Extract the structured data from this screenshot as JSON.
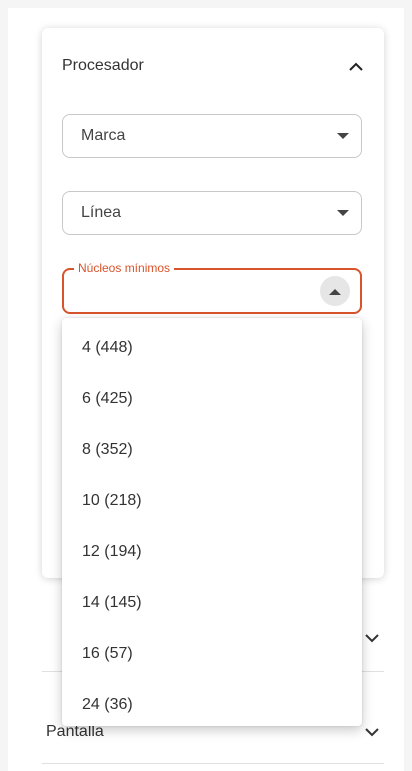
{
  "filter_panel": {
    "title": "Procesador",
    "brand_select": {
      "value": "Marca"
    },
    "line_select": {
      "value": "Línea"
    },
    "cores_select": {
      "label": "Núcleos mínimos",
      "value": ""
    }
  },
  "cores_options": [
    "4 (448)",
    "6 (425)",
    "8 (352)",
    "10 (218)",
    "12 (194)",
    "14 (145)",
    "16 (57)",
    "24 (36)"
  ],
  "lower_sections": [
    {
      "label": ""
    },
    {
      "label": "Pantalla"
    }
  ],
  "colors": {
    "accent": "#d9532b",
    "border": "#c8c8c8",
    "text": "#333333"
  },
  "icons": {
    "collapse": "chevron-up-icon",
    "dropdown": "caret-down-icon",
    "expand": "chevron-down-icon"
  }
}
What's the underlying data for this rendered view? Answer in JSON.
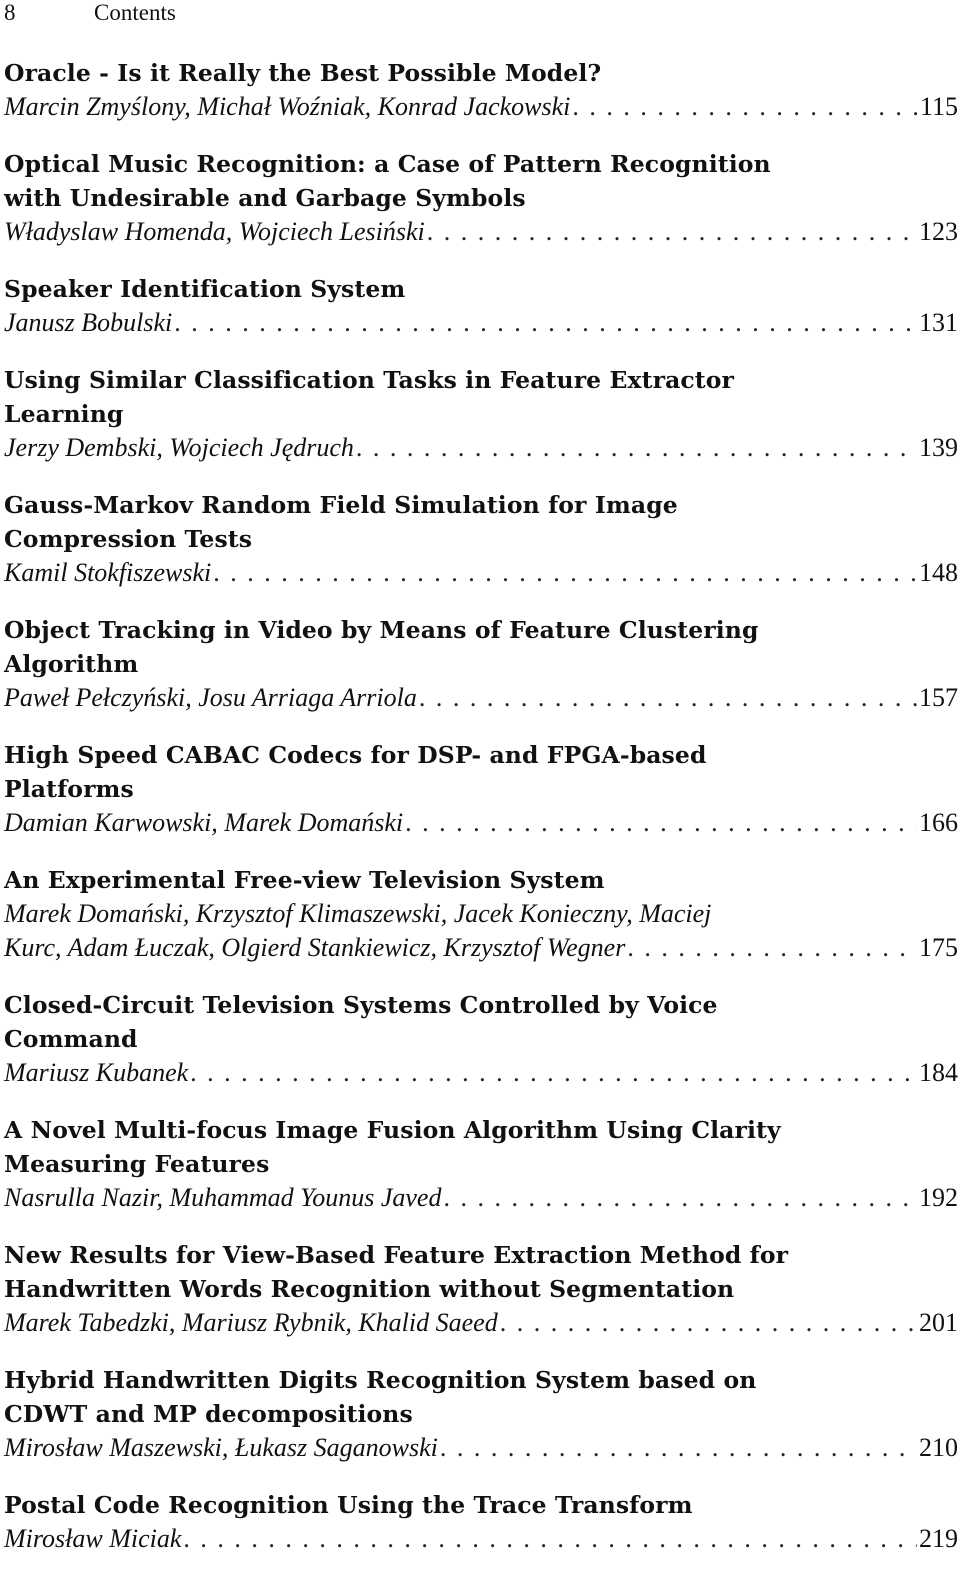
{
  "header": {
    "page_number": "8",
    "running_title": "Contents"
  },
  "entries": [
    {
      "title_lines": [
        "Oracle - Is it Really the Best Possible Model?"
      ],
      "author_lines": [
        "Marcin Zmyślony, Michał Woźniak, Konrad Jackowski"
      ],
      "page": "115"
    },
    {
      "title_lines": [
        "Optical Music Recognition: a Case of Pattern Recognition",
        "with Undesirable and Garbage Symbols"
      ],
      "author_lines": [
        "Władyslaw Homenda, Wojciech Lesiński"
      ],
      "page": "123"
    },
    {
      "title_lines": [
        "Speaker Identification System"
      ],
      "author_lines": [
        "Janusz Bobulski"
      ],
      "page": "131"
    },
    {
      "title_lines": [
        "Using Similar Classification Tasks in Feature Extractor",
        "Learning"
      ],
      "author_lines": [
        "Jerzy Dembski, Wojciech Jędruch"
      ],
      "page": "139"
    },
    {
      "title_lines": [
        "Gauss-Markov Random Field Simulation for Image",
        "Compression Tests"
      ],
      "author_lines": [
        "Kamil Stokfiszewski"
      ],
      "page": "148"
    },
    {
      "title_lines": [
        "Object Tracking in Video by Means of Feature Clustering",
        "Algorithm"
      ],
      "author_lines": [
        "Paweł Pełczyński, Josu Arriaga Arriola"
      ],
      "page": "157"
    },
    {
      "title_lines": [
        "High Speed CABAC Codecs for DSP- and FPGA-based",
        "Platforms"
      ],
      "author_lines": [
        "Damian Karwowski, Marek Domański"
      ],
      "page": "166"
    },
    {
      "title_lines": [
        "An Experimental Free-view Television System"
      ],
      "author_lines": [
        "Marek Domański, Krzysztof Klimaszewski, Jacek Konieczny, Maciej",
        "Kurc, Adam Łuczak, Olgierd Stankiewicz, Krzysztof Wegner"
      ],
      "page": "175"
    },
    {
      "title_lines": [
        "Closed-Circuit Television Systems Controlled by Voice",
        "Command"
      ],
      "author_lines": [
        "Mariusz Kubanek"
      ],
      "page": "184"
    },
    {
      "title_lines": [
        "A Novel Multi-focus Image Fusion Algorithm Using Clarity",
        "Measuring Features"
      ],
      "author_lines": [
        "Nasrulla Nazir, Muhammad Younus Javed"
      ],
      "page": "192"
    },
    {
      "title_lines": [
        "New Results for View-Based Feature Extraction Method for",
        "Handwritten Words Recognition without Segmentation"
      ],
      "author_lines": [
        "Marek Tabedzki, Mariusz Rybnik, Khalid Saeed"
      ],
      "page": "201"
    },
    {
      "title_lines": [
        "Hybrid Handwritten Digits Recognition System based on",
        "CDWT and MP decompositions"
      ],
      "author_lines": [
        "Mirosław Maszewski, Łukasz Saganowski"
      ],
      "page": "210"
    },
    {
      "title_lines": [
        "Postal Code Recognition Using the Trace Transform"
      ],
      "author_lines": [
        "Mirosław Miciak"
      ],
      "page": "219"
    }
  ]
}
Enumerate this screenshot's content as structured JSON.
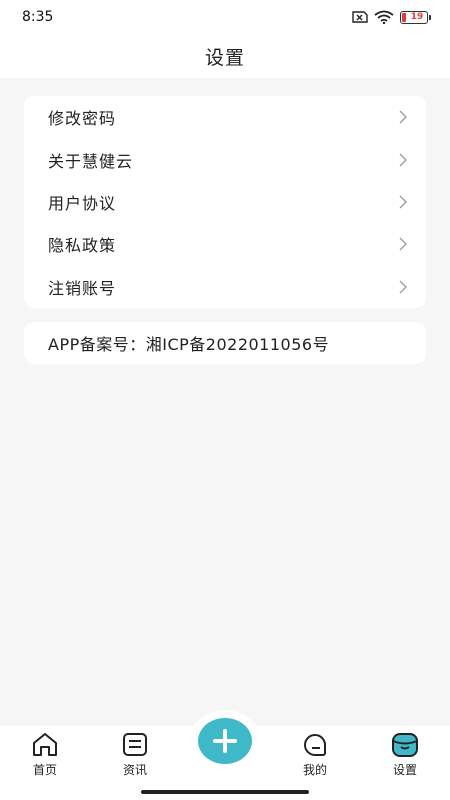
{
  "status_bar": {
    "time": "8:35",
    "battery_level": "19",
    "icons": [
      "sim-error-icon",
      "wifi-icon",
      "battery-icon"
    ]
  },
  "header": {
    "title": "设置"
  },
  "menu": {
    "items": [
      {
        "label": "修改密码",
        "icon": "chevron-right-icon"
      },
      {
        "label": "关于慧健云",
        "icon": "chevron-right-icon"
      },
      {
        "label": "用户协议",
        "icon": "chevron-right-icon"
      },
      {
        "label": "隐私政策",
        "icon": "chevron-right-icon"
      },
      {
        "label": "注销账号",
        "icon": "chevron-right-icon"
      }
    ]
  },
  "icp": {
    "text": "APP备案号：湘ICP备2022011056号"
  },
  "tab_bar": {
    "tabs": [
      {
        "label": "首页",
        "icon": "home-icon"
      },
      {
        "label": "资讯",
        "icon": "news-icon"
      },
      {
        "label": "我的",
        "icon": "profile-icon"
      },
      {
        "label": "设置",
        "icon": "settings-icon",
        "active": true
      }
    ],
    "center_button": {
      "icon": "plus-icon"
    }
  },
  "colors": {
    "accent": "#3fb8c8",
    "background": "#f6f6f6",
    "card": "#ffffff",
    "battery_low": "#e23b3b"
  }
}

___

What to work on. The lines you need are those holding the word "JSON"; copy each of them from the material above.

Response for this exercise.
Extract the structured data from this screenshot as JSON.
What's the underlying data for this rendered view? Answer in JSON.
Enumerate this screenshot's content as structured JSON.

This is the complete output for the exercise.